Which leaves us with JD and Elliot. We’re given a nice little moment between the two where he tells Elliot just how much she means to him. “I love you more than Turk” he admits, making sure to note that he’s surprised himself that he’s saying that. In fact, he’s taken Turk’s faux Brady idol and gives it to Elliot. Zach Braff and Sarah Chalke have both become such gifted comic actors that they instill the scene with the proper small beats to sell both the feeling and the smiles that come from seeing a couple connect.

Speaking of gifted comic actors, my hats off to the complete cast of Better Off Ted. This episode solidifies for me just how splendid this group of people is and gives them two relatively connected storylines that allow all to play in the same sandbox together.

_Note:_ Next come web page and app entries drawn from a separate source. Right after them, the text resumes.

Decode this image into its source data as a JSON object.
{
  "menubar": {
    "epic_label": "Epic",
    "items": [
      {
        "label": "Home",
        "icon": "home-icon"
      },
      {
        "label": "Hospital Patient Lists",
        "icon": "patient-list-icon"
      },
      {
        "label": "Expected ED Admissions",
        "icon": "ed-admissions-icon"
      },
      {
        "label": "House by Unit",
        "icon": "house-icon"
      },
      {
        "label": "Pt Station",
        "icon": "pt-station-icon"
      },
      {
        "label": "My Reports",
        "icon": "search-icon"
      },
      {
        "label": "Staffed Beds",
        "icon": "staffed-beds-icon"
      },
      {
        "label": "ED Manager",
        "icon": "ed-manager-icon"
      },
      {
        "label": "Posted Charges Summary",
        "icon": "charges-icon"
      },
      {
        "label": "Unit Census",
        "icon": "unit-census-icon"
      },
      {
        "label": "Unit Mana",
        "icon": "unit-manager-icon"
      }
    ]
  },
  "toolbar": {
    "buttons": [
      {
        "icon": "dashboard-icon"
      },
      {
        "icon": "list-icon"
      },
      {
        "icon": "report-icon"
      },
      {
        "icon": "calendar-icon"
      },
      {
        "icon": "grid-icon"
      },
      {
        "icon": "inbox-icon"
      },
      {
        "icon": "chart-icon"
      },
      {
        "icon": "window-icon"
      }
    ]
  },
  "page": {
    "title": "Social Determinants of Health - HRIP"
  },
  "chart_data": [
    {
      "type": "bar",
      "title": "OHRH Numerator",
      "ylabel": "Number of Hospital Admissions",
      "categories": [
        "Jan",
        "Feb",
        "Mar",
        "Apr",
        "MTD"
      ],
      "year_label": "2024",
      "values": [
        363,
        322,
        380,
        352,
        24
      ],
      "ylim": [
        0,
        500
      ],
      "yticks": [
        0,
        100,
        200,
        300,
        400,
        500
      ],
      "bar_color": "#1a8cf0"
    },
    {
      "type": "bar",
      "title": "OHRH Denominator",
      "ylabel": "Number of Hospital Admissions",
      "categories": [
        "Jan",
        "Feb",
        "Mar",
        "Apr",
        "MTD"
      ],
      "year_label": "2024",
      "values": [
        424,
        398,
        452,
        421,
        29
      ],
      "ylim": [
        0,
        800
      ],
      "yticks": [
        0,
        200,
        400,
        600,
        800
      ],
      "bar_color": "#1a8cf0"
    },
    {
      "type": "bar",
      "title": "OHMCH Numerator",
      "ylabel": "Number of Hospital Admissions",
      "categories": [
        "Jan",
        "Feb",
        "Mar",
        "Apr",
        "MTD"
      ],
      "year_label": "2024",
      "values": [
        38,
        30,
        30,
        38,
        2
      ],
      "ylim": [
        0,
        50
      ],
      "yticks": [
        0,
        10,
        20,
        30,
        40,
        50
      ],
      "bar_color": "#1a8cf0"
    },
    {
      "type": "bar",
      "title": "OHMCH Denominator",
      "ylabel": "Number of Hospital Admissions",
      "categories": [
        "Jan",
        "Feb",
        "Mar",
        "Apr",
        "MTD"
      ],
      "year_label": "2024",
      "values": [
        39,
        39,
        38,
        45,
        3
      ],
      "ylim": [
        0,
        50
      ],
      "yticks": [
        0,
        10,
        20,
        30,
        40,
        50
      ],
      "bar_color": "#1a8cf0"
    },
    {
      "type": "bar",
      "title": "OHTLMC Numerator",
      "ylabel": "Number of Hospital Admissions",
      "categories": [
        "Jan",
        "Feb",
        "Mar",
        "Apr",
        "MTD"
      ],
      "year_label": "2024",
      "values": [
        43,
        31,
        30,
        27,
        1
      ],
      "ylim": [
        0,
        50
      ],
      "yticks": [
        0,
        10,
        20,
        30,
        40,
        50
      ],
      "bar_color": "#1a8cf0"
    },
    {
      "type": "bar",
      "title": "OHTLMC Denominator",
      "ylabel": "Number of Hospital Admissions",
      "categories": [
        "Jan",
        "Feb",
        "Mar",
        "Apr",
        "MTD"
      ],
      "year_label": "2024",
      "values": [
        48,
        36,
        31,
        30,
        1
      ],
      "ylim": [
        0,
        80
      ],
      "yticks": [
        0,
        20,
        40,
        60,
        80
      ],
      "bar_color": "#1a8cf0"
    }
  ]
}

Ted’s daughter, Rose, has an annual charity drive at school, this one revolving around selling gift wrapping paper. Any of us can relate to this, either as parents, students or as office dwellers whose co-workers have school-aged children. I’ve certainly bought my fair share of kitchen utensils and Girl Scout cookies from a number of co-workers in the past. It’s a familiar trope and has been covered pretty extensively on TV. And yet, the competitive repartee between Ted and Veronica makes it fresh to swallow.

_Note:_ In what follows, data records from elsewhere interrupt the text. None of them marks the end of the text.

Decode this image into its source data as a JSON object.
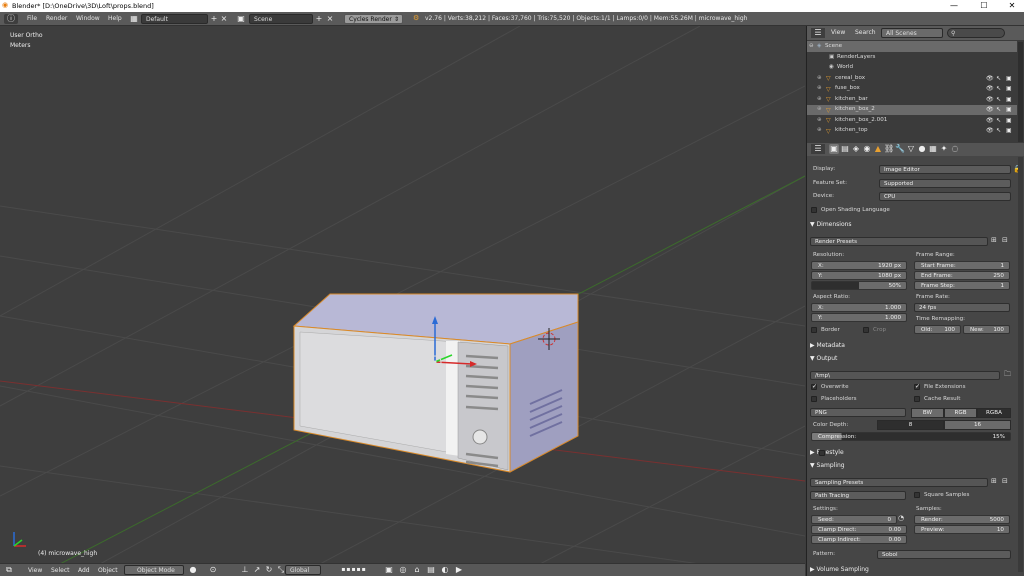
{
  "window": {
    "title": "Blender* [D:\\OneDrive\\3D\\Loft\\props.blend]",
    "min": "—",
    "max": "☐",
    "close": "✕"
  },
  "topbar": {
    "menus": [
      "File",
      "Render",
      "Window",
      "Help"
    ],
    "screen_layout": "Default",
    "scene": "Scene",
    "engine": "Cycles Render",
    "stats": "v2.76 | Verts:38,212 | Faces:37,760 | Tris:75,520 | Objects:1/1 | Lamps:0/0 | Mem:55.26M | microwave_high"
  },
  "viewport": {
    "view_name": "User Ortho",
    "units": "Meters",
    "object_label": "(4) microwave_high"
  },
  "bottombar": {
    "menus": [
      "View",
      "Select",
      "Add",
      "Object"
    ],
    "mode": "Object Mode",
    "orientation": "Global"
  },
  "outliner": {
    "menus": [
      "View",
      "Search"
    ],
    "filter": "All Scenes",
    "rows": [
      {
        "name": "Scene"
      },
      {
        "name": "RenderLayers"
      },
      {
        "name": "World"
      },
      {
        "name": "cereal_box"
      },
      {
        "name": "fuse_box"
      },
      {
        "name": "kitchen_bar"
      },
      {
        "name": "kitchen_box_2"
      },
      {
        "name": "kitchen_box_2.001"
      },
      {
        "name": "kitchen_top"
      }
    ]
  },
  "props": {
    "display_label": "Display:",
    "display_value": "Image Editor",
    "feature_label": "Feature Set:",
    "feature_value": "Supported",
    "device_label": "Device:",
    "device_value": "CPU",
    "osl": "Open Shading Language",
    "dimensions": "Dimensions",
    "render_presets": "Render Presets",
    "resolution": "Resolution:",
    "res_x_label": "X:",
    "res_x": "1920 px",
    "res_y_label": "Y:",
    "res_y": "1080 px",
    "res_pct": "50%",
    "frame_range": "Frame Range:",
    "start_label": "Start Frame:",
    "start": "1",
    "end_label": "End Frame:",
    "end": "250",
    "step_label": "Frame Step:",
    "step": "1",
    "aspect": "Aspect Ratio:",
    "asp_x_label": "X:",
    "asp_x": "1.000",
    "asp_y_label": "Y:",
    "asp_y": "1.000",
    "frame_rate": "Frame Rate:",
    "fps": "24 fps",
    "time_remap": "Time Remapping:",
    "old_label": "Old:",
    "old": "100",
    "new_label": "New:",
    "new": "100",
    "border": "Border",
    "crop": "Crop",
    "metadata": "Metadata",
    "output": "Output",
    "output_path": "/tmp\\",
    "overwrite": "Overwrite",
    "file_ext": "File Extensions",
    "placeholders": "Placeholders",
    "cache": "Cache Result",
    "format": "PNG",
    "bw": "BW",
    "rgb": "RGB",
    "rgba": "RGBA",
    "color_depth": "Color Depth:",
    "depth8": "8",
    "depth16": "16",
    "compression_label": "Compression:",
    "compression": "15%",
    "freestyle": "Freestyle",
    "sampling": "Sampling",
    "sampling_presets": "Sampling Presets",
    "integrator": "Path Tracing",
    "square_samples": "Square Samples",
    "settings": "Settings:",
    "seed_label": "Seed:",
    "seed": "0",
    "clamp_direct_label": "Clamp Direct:",
    "clamp_direct": "0.00",
    "clamp_indirect_label": "Clamp Indirect:",
    "clamp_indirect": "0.00",
    "samples": "Samples:",
    "render_label": "Render:",
    "render_samples": "5000",
    "preview_label": "Preview:",
    "preview_samples": "10",
    "pattern_label": "Pattern:",
    "pattern": "Sobol",
    "volume_sampling": "Volume Sampling"
  }
}
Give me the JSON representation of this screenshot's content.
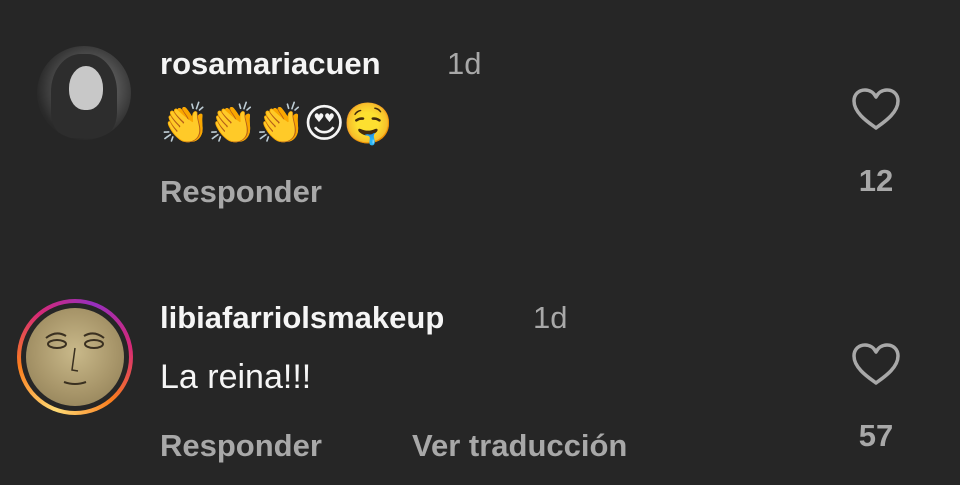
{
  "comments": [
    {
      "username": "rosamariacuen",
      "time": "1d",
      "text": "👏👏👏😍🤤",
      "reply_label": "Responder",
      "likes": "12",
      "heart_icon": "heart-outline-icon"
    },
    {
      "username": "libiafarriolsmakeup",
      "time": "1d",
      "text": "La reina!!!",
      "reply_label": "Responder",
      "translate_label": "Ver traducción",
      "likes": "57",
      "heart_icon": "heart-outline-icon"
    }
  ],
  "colors": {
    "background": "#262626",
    "primary_text": "#f5f5f5",
    "secondary_text": "#a8a8a8"
  }
}
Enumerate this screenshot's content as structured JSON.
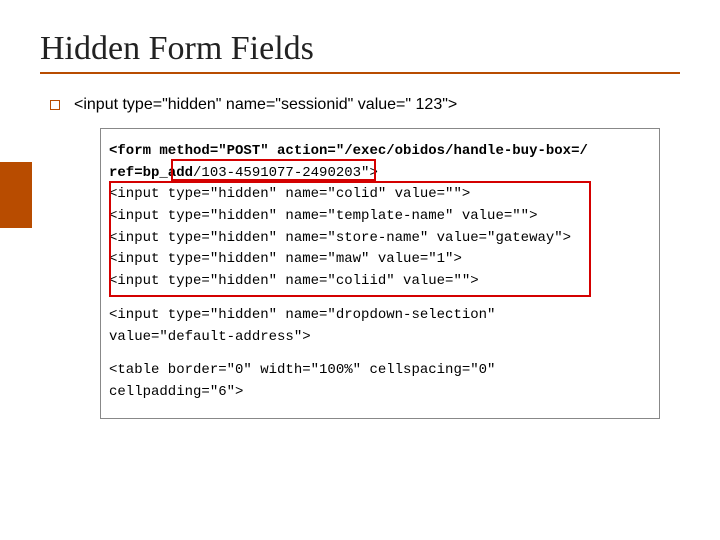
{
  "title": "Hidden Form Fields",
  "bullet": "<input type=\"hidden\" name=\"sessionid\" value=\" 123\">",
  "code": {
    "l1a": "<form method=\"POST\" action=\"/exec/obidos/handle-buy-box=/",
    "l1b": "ref=bp_add",
    "l1c": "/103-4591077-2490203\">",
    "l2": "<input type=\"hidden\" name=\"colid\" value=\"\">",
    "l3": "<input type=\"hidden\" name=\"template-name\" value=\"\">",
    "l4": "<input type=\"hidden\" name=\"store-name\" value=\"gateway\">",
    "l5": "<input type=\"hidden\" name=\"maw\" value=\"1\">",
    "l6": "<input type=\"hidden\" name=\"coliid\" value=\"\">",
    "l7": "<input type=\"hidden\" name=\"dropdown-selection\"",
    "l8": "value=\"default-address\">",
    "l9": "<table border=\"0\" width=\"100%\" cellspacing=\"0\"",
    "l10": "cellpadding=\"6\">"
  }
}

It baffles me in hilarity how Portia de Rossi can play Veronica in seemingly one mode and yet present such a multi-facted creature. She’s like a piece of chocolate that you discover is actually made of three chocolates, has a tinge of mint and a caramel covered truffle in the middle of it. I revel in her as much as that sinful concoction and marvel at how sly de Rossi is in the part. A slyness matched by Jay Harrington’s Ted. Their pseudo-sexual, pseudo-sibling rivalry is played to perfection in this episode and both actors seem to marinate in the glee of playing opposite one another.

A glee that is matched by the three other points of their pentagon. Malcolm Barrett and Jonathan Slavin step up their game even further from the last episode, becoming a side-splitting comic duo. They continue to blow me out of the water with their timing and their energies meld so well. Interacting primarily with Andrea Anders’ Linda this go-round helped to create a strong feeling of connectedness between all five main cast members. They’ve each had their moments throughout the first few episodes but this, to me, felt like the first time the proper whole cohesively fit together.

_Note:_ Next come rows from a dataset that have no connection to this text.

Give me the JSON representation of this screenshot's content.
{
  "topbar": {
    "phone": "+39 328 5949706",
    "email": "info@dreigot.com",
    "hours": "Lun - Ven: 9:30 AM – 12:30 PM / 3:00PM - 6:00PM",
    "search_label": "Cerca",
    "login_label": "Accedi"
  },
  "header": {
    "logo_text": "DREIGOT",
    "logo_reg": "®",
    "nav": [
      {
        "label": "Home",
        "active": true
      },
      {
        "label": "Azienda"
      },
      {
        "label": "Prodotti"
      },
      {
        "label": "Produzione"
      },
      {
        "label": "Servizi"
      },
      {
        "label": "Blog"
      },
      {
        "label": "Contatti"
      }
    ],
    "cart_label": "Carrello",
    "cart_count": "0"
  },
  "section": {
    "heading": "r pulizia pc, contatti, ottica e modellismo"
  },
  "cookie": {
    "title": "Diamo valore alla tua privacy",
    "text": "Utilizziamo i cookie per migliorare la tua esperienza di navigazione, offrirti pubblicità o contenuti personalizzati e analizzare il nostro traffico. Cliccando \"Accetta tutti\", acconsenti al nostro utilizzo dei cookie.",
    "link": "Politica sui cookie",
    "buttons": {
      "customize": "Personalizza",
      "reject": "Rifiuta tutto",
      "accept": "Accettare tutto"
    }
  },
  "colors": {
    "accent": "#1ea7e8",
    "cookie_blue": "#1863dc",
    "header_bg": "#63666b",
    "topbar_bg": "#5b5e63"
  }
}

Linda’s manic reaction to the “energy patch” created in the lab was a wonderful touch of screwball, exemplified in the moment Lem and Phil run after her to take the patch off. I actually found myself giggling in that way you do when someone is chasing you in fun. The eventual hormonal down cycle was bit old-hat but I really enjoyed the moments when Anders was shifting back and forth between moods. This led to a great collaborative moment when all five are clustered together. To see the five play off each other in that scene nailed this series for me.

I thought the libidinous “don’t ask don’t tell”-flaunting general was a bit much for the episode but it gave Harrington a couple of moments for funny reaction shots. I also liked how Ted was able to piece together the military oven problem with Veronica outselling the disabled girl in the paper contest for a clever solution. Yes, if I was presented the same thing in another show I’d almost feel insulted, but it worked for me here. And it led to that great closing scene between Ted and Veronica still trying to trump one another.

Better Off Ted is fast becoming my fave comic stop in the week. The spry cast and spunky writing haven’t bored me yet. I suddenly find a half-hour is gone and I’ve got a good number of chuckles to account for it. I certainly feel better off afterward.

Now, to find a copy of Scrubs‘s Ted’s (Sam Lloyd) amazing rendition of Outkast’s “Hey Ya“.

Posted in: Comedy, Television